[Saved entries]
■ ■ ■ ■ ■

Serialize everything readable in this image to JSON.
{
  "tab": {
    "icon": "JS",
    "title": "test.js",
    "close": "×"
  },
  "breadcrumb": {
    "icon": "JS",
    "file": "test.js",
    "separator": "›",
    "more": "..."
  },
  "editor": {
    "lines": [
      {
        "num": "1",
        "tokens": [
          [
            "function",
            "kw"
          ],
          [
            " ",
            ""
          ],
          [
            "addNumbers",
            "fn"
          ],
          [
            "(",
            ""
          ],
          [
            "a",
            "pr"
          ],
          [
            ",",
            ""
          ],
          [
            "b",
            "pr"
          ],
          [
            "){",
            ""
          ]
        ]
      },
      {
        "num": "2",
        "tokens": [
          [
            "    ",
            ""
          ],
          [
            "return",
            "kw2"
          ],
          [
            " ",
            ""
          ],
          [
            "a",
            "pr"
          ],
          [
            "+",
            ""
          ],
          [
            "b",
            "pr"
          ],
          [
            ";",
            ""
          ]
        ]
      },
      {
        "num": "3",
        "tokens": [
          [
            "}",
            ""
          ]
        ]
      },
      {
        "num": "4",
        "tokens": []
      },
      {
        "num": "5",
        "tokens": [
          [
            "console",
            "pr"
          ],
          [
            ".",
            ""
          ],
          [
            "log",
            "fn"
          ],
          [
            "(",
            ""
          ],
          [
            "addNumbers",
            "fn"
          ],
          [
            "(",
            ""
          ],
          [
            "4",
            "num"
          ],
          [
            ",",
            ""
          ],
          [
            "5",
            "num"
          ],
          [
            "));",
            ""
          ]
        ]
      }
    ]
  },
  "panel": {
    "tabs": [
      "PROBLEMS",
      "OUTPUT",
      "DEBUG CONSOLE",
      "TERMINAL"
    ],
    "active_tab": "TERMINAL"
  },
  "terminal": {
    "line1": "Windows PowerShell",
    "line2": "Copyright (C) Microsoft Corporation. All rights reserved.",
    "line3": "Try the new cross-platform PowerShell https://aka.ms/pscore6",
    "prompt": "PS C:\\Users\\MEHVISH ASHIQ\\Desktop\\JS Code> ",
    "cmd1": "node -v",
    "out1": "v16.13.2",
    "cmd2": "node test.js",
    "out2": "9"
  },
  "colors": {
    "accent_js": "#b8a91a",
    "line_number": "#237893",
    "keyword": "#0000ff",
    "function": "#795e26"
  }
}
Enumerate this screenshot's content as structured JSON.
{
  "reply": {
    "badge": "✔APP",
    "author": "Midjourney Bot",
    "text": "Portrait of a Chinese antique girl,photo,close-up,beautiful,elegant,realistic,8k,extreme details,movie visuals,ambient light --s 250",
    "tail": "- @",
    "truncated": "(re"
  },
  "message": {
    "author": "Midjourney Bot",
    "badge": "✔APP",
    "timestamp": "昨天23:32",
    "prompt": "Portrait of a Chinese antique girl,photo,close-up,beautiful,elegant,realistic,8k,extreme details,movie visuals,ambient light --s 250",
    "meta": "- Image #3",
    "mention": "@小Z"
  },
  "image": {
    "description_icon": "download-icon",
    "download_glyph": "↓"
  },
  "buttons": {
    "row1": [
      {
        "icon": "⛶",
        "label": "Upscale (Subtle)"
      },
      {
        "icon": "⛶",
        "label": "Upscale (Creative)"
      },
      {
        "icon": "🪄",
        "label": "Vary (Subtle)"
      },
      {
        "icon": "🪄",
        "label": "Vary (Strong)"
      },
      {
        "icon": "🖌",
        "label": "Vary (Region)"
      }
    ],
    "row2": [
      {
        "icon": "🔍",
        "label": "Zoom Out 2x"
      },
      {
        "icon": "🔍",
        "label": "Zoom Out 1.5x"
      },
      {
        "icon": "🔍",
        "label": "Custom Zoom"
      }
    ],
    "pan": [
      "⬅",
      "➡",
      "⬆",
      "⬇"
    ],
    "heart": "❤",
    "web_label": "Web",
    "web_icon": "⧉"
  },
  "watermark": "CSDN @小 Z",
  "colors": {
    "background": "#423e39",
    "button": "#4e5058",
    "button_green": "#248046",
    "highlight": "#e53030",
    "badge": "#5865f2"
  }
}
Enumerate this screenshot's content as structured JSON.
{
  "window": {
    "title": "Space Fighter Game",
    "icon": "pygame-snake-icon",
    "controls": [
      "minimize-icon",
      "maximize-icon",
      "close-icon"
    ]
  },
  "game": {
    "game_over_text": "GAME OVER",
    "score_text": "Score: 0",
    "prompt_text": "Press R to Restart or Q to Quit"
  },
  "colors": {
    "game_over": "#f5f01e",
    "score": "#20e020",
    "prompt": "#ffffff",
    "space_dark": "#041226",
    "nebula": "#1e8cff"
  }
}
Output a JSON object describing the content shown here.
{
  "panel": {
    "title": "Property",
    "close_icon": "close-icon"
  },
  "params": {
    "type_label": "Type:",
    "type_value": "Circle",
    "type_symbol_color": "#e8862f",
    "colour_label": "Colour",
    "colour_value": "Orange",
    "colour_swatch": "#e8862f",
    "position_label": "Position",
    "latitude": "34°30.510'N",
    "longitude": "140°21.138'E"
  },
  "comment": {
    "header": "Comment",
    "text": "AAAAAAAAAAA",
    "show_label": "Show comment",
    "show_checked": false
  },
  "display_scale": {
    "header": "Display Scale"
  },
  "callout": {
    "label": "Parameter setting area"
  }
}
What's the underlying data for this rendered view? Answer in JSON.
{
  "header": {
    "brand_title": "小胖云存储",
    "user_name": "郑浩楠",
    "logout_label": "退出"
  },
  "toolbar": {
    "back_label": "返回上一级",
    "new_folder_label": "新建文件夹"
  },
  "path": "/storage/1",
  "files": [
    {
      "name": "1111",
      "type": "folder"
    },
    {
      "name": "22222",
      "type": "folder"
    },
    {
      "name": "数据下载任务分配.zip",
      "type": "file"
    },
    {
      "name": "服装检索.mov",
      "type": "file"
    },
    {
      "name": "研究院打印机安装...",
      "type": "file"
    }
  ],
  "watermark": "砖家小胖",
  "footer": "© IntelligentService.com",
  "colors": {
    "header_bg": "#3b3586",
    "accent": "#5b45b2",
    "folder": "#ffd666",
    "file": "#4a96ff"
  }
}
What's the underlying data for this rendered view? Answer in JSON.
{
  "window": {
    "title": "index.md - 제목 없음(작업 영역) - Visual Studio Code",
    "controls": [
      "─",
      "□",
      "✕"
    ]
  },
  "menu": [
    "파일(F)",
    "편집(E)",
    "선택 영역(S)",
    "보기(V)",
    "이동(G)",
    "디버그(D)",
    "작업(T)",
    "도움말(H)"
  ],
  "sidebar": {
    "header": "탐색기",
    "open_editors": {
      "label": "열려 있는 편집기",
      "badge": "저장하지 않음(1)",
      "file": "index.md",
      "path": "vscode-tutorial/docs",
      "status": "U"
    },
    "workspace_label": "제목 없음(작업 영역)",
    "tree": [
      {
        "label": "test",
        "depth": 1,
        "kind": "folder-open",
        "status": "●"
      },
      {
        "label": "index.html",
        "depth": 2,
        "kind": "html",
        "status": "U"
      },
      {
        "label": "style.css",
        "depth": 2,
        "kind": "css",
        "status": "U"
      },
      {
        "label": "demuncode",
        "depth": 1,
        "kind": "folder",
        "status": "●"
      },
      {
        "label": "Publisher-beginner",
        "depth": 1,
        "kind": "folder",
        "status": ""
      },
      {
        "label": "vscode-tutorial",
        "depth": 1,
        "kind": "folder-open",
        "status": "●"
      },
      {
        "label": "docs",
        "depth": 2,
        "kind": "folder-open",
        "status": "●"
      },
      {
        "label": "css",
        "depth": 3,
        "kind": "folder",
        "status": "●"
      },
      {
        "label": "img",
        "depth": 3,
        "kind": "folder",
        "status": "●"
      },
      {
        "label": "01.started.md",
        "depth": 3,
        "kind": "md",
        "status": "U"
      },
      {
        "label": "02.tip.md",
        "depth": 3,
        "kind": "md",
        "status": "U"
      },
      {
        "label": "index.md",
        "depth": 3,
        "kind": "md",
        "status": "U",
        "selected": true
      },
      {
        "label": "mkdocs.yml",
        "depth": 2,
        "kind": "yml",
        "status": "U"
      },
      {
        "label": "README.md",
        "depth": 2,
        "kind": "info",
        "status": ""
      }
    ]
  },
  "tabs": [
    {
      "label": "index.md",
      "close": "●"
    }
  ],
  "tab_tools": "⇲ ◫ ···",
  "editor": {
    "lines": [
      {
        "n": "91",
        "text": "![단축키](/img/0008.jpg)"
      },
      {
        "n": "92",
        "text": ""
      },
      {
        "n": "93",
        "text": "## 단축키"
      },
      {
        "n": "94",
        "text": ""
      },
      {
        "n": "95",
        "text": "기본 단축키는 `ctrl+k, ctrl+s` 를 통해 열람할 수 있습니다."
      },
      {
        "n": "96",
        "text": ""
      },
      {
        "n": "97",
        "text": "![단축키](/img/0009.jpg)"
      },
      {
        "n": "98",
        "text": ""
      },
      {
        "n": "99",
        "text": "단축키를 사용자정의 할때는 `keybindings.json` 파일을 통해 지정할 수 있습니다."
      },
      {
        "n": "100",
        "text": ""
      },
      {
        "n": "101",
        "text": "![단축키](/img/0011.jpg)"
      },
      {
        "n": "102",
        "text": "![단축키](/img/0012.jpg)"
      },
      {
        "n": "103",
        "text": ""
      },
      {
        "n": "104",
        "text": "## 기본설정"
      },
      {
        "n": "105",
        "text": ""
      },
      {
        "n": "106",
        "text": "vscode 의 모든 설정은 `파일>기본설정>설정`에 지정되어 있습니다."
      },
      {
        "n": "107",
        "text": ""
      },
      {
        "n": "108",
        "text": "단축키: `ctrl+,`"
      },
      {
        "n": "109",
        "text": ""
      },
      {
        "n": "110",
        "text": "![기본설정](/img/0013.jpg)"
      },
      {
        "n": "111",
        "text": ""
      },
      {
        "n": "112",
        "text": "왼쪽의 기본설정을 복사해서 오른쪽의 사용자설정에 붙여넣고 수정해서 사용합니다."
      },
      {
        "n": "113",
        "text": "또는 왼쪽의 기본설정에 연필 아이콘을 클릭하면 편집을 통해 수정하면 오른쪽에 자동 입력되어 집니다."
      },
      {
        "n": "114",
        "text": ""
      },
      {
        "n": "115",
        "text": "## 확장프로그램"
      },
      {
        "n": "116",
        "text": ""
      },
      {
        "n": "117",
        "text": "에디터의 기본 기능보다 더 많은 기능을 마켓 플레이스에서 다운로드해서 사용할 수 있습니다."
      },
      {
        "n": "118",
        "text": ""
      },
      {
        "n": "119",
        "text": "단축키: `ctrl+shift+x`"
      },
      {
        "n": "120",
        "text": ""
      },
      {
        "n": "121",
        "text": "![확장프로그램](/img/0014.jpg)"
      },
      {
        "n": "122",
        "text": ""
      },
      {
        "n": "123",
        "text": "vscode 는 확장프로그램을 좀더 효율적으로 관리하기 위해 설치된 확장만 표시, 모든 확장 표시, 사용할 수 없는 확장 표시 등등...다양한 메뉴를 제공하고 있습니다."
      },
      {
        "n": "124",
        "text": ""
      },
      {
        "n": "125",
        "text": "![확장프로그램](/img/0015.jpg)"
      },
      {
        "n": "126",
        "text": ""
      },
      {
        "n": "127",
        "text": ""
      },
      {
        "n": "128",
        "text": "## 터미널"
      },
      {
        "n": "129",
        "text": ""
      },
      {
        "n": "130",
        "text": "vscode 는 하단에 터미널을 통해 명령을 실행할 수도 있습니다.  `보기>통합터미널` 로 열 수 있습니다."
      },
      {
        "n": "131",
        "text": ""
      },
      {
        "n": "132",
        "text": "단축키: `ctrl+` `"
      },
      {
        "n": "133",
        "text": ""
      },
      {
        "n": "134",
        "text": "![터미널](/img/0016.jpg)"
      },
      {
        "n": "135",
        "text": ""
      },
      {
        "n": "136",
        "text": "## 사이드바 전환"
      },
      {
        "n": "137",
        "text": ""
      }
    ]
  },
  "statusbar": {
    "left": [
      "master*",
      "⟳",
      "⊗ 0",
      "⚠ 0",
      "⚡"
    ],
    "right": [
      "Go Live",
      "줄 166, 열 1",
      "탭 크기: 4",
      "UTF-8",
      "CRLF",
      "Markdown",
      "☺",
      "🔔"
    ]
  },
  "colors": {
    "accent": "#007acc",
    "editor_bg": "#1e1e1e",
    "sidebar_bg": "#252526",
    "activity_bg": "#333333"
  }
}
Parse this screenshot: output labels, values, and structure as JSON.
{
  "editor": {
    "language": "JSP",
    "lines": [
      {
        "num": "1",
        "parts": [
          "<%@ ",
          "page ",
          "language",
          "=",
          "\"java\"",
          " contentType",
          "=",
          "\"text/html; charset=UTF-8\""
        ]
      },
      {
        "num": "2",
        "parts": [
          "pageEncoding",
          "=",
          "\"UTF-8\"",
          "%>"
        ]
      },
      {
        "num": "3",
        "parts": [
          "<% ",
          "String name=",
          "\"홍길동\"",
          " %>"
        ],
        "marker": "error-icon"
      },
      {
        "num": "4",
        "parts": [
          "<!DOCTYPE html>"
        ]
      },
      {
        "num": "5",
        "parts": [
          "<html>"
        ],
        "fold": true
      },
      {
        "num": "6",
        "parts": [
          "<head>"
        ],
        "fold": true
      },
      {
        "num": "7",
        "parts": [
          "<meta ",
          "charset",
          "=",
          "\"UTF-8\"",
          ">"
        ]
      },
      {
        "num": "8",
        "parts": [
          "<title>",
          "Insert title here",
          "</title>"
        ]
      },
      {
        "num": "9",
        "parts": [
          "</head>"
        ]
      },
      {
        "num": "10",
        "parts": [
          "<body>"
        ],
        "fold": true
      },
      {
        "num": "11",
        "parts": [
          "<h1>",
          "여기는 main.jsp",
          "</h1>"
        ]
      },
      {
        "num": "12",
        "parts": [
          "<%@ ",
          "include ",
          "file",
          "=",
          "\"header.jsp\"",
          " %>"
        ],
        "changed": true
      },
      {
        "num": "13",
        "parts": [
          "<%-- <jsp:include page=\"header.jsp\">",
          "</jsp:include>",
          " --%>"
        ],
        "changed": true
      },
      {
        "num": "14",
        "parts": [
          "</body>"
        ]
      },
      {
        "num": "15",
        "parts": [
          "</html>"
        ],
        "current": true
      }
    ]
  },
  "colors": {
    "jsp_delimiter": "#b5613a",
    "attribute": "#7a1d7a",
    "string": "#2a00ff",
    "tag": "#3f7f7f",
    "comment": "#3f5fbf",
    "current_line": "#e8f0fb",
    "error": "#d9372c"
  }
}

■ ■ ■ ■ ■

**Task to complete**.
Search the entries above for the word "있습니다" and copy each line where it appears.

**Task answer**.
        "text": "기본 단축키는 `ctrl+k, ctrl+s` 를 통해 열람할 수 있습니다."
        "text": "단축키를 사용자정의 할때는 `keybindings.json` 파일을 통해 지정할 수 있습니다."
        "text": "vscode 의 모든 설정은 `파일>기본설정>설정`에 지정되어 있습니다."
        "text": "에디터의 기본 기능보다 더 많은 기능을 마켓 플레이스에서 다운로드해서 사용할 수 있습니다."
        "text": "vscode 는 확장프로그램을 좀더 효율적으로 관리하기 위해 설치된 확장만 표시, 모든 확장 표시, 사용할 수 없는 확장 표시 등등...다양한 메뉴를 제공하고 있습니다."
        "text": "vscode 는 하단에 터미널을 통해 명령을 실행할 수도 있습니다.  `보기>통합터미널` 로 열 수 있습니다."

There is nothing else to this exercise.